Continuing our series of Lightroom 4 tips, we take a look at healing and cloning. The healing and clone tools are a powerful way to make localised adjustments to your images by removing unwanted features. This could be anything from blemishes on skin to taking out unwanted guests in the background of wedding shots.
What are the Healing and Cloning Tools?
You will find the healing and clone tools in the ‘develop‘ module in Lightroom 4. Just like the adjustments brush from a previous article they are located in the top right hand corner. These tools are identified by a circle with a line. Whenever you activate them the options palette appears. You will be shown two sliders, brush size and opacity.

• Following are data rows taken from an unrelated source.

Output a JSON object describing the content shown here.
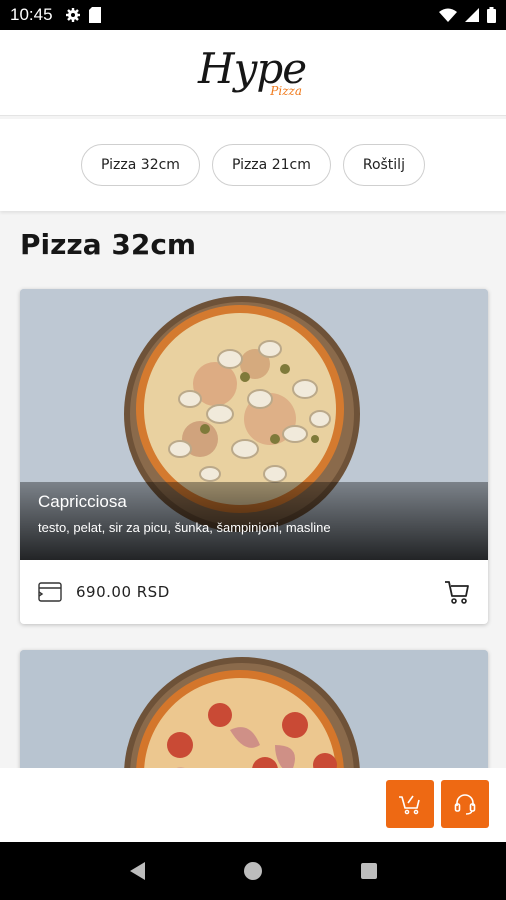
{
  "status_bar": {
    "time": "10:45",
    "icons": [
      "settings-icon",
      "sim-card-icon",
      "wifi-icon",
      "signal-icon",
      "battery-icon"
    ]
  },
  "header": {
    "logo_main": "Hype",
    "logo_sub": "Pizza",
    "accent_color": "#f07a1c"
  },
  "categories": [
    {
      "label": "Pizza 32cm"
    },
    {
      "label": "Pizza 21cm"
    },
    {
      "label": "Roštilj"
    }
  ],
  "section": {
    "title": "Pizza 32cm"
  },
  "products": [
    {
      "name": "Capricciosa",
      "description": "testo, pelat, sir za picu, šunka, šampinjoni, masline",
      "price": "690.00 RSD",
      "image": "pizza-capricciosa-image"
    },
    {
      "name": "",
      "description": "",
      "price": "",
      "image": "pizza-image"
    }
  ],
  "actions": {
    "cart_icon": "cart-icon",
    "support_icon": "headset-icon",
    "button_color": "#ee6913"
  },
  "nav_bar": {
    "icons": [
      "back-icon",
      "home-icon",
      "recents-icon"
    ]
  }
}
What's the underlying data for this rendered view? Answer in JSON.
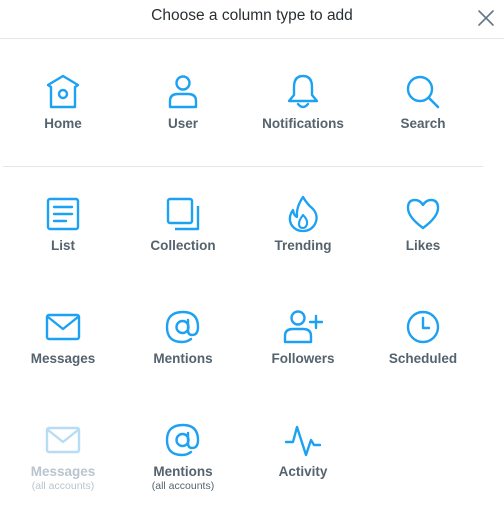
{
  "header": {
    "title": "Choose a column type to add",
    "close_icon": "close-icon"
  },
  "colors": {
    "accent": "#1da1f2",
    "disabled": "#b7dcf5",
    "label": "#55636e",
    "disabled_label": "#b9c5ce"
  },
  "columns": {
    "home": {
      "label": "Home",
      "icon": "home-icon"
    },
    "user": {
      "label": "User",
      "icon": "user-icon"
    },
    "notifications": {
      "label": "Notifications",
      "icon": "bell-icon"
    },
    "search": {
      "label": "Search",
      "icon": "search-icon"
    },
    "list": {
      "label": "List",
      "icon": "list-icon"
    },
    "collection": {
      "label": "Collection",
      "icon": "collection-icon"
    },
    "trending": {
      "label": "Trending",
      "icon": "flame-icon"
    },
    "likes": {
      "label": "Likes",
      "icon": "heart-icon"
    },
    "messages": {
      "label": "Messages",
      "icon": "envelope-icon"
    },
    "mentions": {
      "label": "Mentions",
      "icon": "at-icon"
    },
    "followers": {
      "label": "Followers",
      "icon": "add-user-icon"
    },
    "scheduled": {
      "label": "Scheduled",
      "icon": "clock-icon"
    },
    "messages_all": {
      "label": "Messages",
      "sub": "(all accounts)",
      "icon": "envelope-icon",
      "disabled": true
    },
    "mentions_all": {
      "label": "Mentions",
      "sub": "(all accounts)",
      "icon": "at-icon"
    },
    "activity": {
      "label": "Activity",
      "icon": "activity-icon"
    }
  }
}
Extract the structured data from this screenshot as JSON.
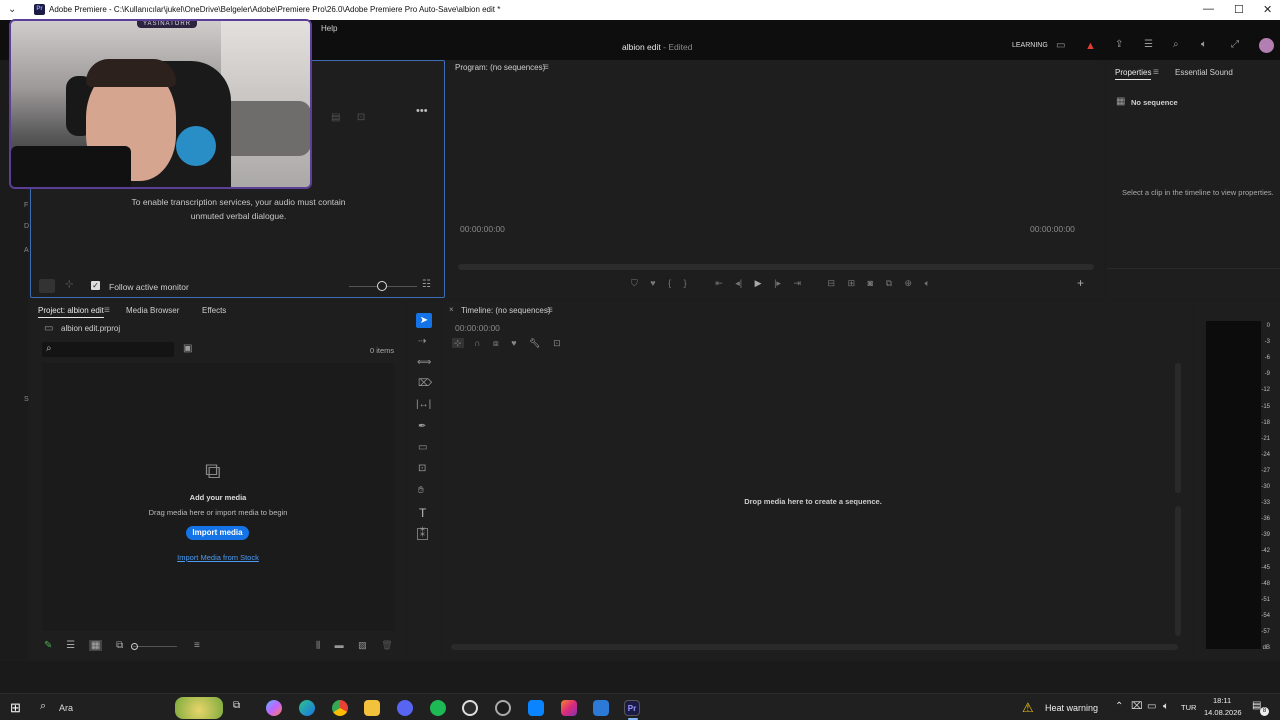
{
  "window": {
    "title": "Adobe Premiere - C:\\Kullanıcılar\\jukel\\OneDrive\\Belgeler\\Adobe\\Premiere Pro\\26.0\\Adobe Premiere Pro Auto-Save\\albion edit *",
    "logo": "Pr"
  },
  "menubar": {
    "help": "Help"
  },
  "appbar": {
    "project_title": "albion edit",
    "status": "- Edited",
    "learning": "LEARNING"
  },
  "webcam": {
    "brand": "YASINATORR"
  },
  "source_panel": {
    "message_line1": "To enable transcription services, your audio must contain",
    "message_line2": "unmuted verbal dialogue.",
    "follow_label": "Follow active monitor",
    "follow_checked": true
  },
  "program_monitor": {
    "tab_label": "Program: (no sequences)",
    "timecode_left": "00:00:00:00",
    "timecode_right": "00:00:00:00"
  },
  "properties_panel": {
    "tabs": [
      "Properties",
      "Essential Sound"
    ],
    "no_sequence": "No sequence",
    "hint": "Select a clip in the timeline to view properties."
  },
  "project_panel": {
    "tabs": [
      "Project: albion edit",
      "Media Browser",
      "Effects"
    ],
    "file_name": "albion edit.prproj",
    "search_placeholder": "",
    "items_count": "0 items",
    "empty_title": "Add your media",
    "empty_sub": "Drag media here or import media to begin",
    "import_button": "Import media",
    "import_stock_link": "Import Media from Stock"
  },
  "timeline": {
    "tab_label": "Timeline: (no sequences)",
    "timecode": "00:00:00:00",
    "drop_message": "Drop media here to create a sequence."
  },
  "audio_meter": {
    "ticks": [
      "0",
      "-3",
      "-6",
      "-9",
      "-12",
      "-15",
      "-18",
      "-21",
      "-24",
      "-27",
      "-30",
      "-33",
      "-36",
      "-39",
      "-42",
      "-45",
      "-48",
      "-51",
      "-54",
      "-57",
      "dB"
    ]
  },
  "taskbar": {
    "search_label": "Ara",
    "heat_warning": "Heat warning",
    "language": "TUR",
    "time": "18:11",
    "date": "14.08.2026",
    "notification_count": "8"
  },
  "colors": {
    "accent": "#1473e6",
    "panel_bg": "#1e1e1e",
    "focus_border": "#3d6db5",
    "alert_red": "#e03c31",
    "webcam_frame": "#5b3f96"
  }
}
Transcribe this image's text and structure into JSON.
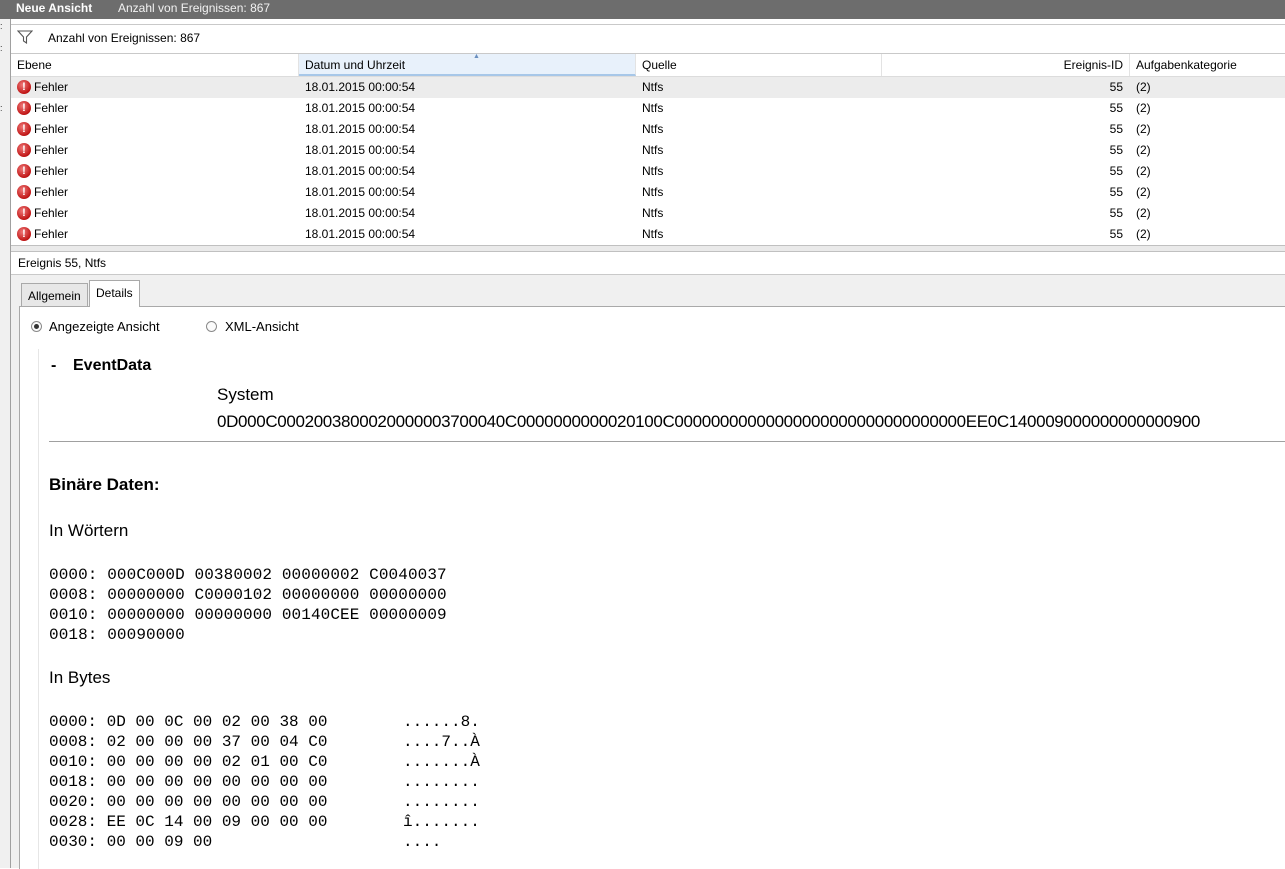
{
  "title_bar": {
    "view_name": "Neue Ansicht",
    "event_count": "Anzahl von Ereignissen: 867"
  },
  "filter_bar": {
    "icon": "filter-icon",
    "text": "Anzahl von Ereignissen: 867"
  },
  "grid": {
    "columns": [
      "Ebene",
      "Datum und Uhrzeit",
      "Quelle",
      "Ereignis-ID",
      "Aufgabenkategorie"
    ],
    "rows": [
      {
        "level": "Fehler",
        "datetime": "18.01.2015 00:00:54",
        "source": "Ntfs",
        "event_id": "55",
        "category": "(2)"
      },
      {
        "level": "Fehler",
        "datetime": "18.01.2015 00:00:54",
        "source": "Ntfs",
        "event_id": "55",
        "category": "(2)"
      },
      {
        "level": "Fehler",
        "datetime": "18.01.2015 00:00:54",
        "source": "Ntfs",
        "event_id": "55",
        "category": "(2)"
      },
      {
        "level": "Fehler",
        "datetime": "18.01.2015 00:00:54",
        "source": "Ntfs",
        "event_id": "55",
        "category": "(2)"
      },
      {
        "level": "Fehler",
        "datetime": "18.01.2015 00:00:54",
        "source": "Ntfs",
        "event_id": "55",
        "category": "(2)"
      },
      {
        "level": "Fehler",
        "datetime": "18.01.2015 00:00:54",
        "source": "Ntfs",
        "event_id": "55",
        "category": "(2)"
      },
      {
        "level": "Fehler",
        "datetime": "18.01.2015 00:00:54",
        "source": "Ntfs",
        "event_id": "55",
        "category": "(2)"
      },
      {
        "level": "Fehler",
        "datetime": "18.01.2015 00:00:54",
        "source": "Ntfs",
        "event_id": "55",
        "category": "(2)"
      }
    ]
  },
  "event_header": "Ereignis 55, Ntfs",
  "tabs": {
    "general": "Allgemein",
    "details": "Details"
  },
  "view_options": {
    "friendly": "Angezeigte Ansicht",
    "xml": "XML-Ansicht"
  },
  "event_data": {
    "heading": "EventData",
    "collapse_symbol": "-",
    "system_label": "System",
    "system_value": "0D000C0002003800020000003700040C0000000000020100C00000000000000000000000000000000EE0C140009000000000000900"
  },
  "binary": {
    "title": "Binäre Daten:",
    "words_label": "In Wörtern",
    "words": [
      "0000: 000C000D 00380002 00000002 C0040037",
      "0008: 00000000 C0000102 00000000 00000000",
      "0010: 00000000 00000000 00140CEE 00000009",
      "0018: 00090000"
    ],
    "bytes_label": "In Bytes",
    "bytes_hex": [
      "0000: 0D 00 0C 00 02 00 38 00",
      "0008: 02 00 00 00 37 00 04 C0",
      "0010: 00 00 00 00 02 01 00 C0",
      "0018: 00 00 00 00 00 00 00 00",
      "0020: 00 00 00 00 00 00 00 00",
      "0028: EE 0C 14 00 09 00 00 00",
      "0030: 00 00 09 00"
    ],
    "bytes_ascii": [
      "......8.",
      "....7..À",
      ".......À",
      "........",
      "........",
      "î.......",
      "...."
    ]
  }
}
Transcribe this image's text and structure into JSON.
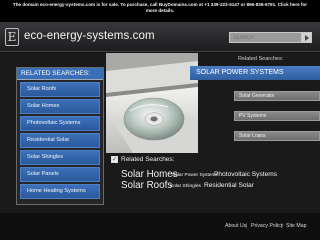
{
  "notice": "The domain eco-energy-systems.com is for sale. To purchase, call BuyDomains.com at +1 339-222-5147 or 866-836-6791. Click here for more details.",
  "header": {
    "logo_letter": "E",
    "site_title": "eco-energy-systems.com",
    "search_placeholder": "SEARCH"
  },
  "left_panel": {
    "title": "RELATED SEARCHES:",
    "items": [
      "Solar Roofs",
      "Solar Homes",
      "Photovoltaic Systems",
      "Residential Solar",
      "Solar Shingles",
      "Solar Panels",
      "Home Heating Systems"
    ]
  },
  "right_panel": {
    "related_label": "Related Searches:",
    "active": "SOLAR POWER SYSTEMS",
    "items": [
      "Solar Generator",
      "PV Systems",
      "Solar Loans"
    ]
  },
  "related_block": {
    "label": "Related Searches:",
    "row1": {
      "big": "Solar Homes",
      "small": "Solar Power Systems",
      "mid": "Photovoltaic Systems"
    },
    "row2": {
      "big": "Solar Roofs",
      "small": "Solar Shingles",
      "mid": "Residential Solar"
    }
  },
  "footer": {
    "links": [
      "About Us",
      "Privacy Policy",
      "Site Map"
    ],
    "separator": "|"
  },
  "colors": {
    "accent_blue": "#3a6fb8",
    "background": "#1a1a1b",
    "gray_item": "#7a7a7a"
  }
}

The brush size is self explanatory while the opacity controls how intense the adjustment is. You can either use this tool in heal or clone mode and this gives you two ways of achieving the same desired effect depending on what situation you find yourself in. Neither tool is completely automatic but the clone tool needs more manual input to make exact changes.
In this example, imagine that you have been given a brief from a makeup company. The shots are mostly flawless but they must be perfect before sending them off to the designer. We are going to remove a few blemishes and anything else that could appear to be anything but flawless. First lets look at the clone tool.
How to use the Clone Tool.
When using the clone tool, you need to identify the area that you want to change. The clone tool takes one part of the image and copies it exactly over the part that you select. Take this example, the model is stunning but there are a few marks or freckles that the client wants removed. The clone tool does exactly what it says on the tin. When you click on the part that you want to clone out a circle appears. This is your target area. Then decide on the area that you want to overlay on the blemish, this will be your source area. You choose the source area by clicking again and another circle appears. You will notice a line joining the two circles and you can move either circle by simply clicking and dragging them for more precise adjustments.
As an extra tip, if you find the circles and line distracting simply move your curser away from the photograph and they will automatically disappear. If you are completely unhappy with the changes and you want to start again just press the delete key (backspace on a PC) and they will disappear in a puff of smoke.
How to use the Healing Tool.
The healing tool works a little differently to the clone tool. Instead of making an exact copy of the source area, the heal tool copies the texture and automatically looks around the target circle for tones and colours. This is fantastic for removing blemishes but can cause a bit of a headache if the area that you want to repair is close to a piece of clothing or hair. The healing tool might sample a bit of an unwanted area and blur the edges between it and the part that you want to clean up.
Lightroom 4 Killer Tips.
When you spend some time with the healing and clone tools you will realise just how straight forward the process is. So Seamless has put together a few quick fire tips for making your editing as efficient as possible.
On both the healing and clone tools you can adjust the size of the brush using the bracket keys. Use the left bracket ( [ ) to make the brush smaller and the right bracket ( ] ) to make the brush bigger. This is most useful if you hover one of the circles over the spot that you want to adjust and use these shortcuts to get the exact size of the area that you want to change.
If you have already created a healing circle you can still change the size of the circle by moving the cursor to the edge of the circle and click and drag.
You can keep track of exactly what changes you have made to an image by using the backslash key ( \ ). By pressing this you remove all the adjustments that you have made so you can see the master file. To return to your work in progress click the backslash key again.